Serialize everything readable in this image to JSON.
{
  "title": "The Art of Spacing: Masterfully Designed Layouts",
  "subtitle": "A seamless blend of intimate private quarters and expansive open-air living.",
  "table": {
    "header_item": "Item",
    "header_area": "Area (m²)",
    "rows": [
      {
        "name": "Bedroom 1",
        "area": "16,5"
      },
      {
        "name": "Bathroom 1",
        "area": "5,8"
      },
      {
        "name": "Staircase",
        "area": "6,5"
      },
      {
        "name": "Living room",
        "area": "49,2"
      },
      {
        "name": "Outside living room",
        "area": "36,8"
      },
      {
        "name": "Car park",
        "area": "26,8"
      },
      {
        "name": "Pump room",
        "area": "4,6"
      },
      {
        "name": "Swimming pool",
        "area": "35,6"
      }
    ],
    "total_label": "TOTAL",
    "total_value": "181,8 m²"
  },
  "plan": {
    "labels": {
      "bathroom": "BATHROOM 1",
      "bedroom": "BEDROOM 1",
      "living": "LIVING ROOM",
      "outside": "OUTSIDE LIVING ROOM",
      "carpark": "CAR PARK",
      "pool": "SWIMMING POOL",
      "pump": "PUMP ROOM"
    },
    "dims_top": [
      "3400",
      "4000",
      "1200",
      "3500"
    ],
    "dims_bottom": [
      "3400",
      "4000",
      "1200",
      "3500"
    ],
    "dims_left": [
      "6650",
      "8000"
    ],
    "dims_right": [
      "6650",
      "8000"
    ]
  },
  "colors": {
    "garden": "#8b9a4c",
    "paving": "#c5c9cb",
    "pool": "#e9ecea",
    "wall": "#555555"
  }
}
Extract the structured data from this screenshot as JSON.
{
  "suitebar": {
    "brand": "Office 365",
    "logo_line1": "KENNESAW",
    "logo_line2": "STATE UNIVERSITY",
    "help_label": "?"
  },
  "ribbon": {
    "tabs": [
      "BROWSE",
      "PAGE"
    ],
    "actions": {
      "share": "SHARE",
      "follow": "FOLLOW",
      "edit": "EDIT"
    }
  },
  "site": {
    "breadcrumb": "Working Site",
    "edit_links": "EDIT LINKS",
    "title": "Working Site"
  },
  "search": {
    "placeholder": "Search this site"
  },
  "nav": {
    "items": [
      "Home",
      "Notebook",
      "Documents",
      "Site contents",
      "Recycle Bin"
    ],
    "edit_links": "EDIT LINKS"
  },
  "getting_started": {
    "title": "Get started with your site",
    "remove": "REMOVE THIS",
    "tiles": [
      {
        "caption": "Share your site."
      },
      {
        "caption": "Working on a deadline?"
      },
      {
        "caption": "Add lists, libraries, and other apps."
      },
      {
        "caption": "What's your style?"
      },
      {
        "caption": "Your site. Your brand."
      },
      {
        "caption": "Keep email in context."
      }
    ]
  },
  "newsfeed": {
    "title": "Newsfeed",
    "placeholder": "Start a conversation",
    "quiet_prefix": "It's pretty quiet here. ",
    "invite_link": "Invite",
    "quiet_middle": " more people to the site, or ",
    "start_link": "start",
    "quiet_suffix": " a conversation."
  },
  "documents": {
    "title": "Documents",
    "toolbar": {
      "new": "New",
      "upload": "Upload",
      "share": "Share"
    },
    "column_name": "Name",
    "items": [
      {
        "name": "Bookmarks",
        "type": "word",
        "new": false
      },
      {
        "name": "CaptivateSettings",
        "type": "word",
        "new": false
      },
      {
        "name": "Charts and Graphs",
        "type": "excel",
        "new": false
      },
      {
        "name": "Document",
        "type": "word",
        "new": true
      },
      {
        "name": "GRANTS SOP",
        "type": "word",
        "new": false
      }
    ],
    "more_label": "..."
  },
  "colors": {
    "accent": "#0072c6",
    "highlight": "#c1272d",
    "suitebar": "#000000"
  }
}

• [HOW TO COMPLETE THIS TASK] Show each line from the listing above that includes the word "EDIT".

• [SOLUTION TO THIS TASK]
      "edit": "EDIT"
    "edit_links": "EDIT LINKS",
    "edit_links": "EDIT LINKS"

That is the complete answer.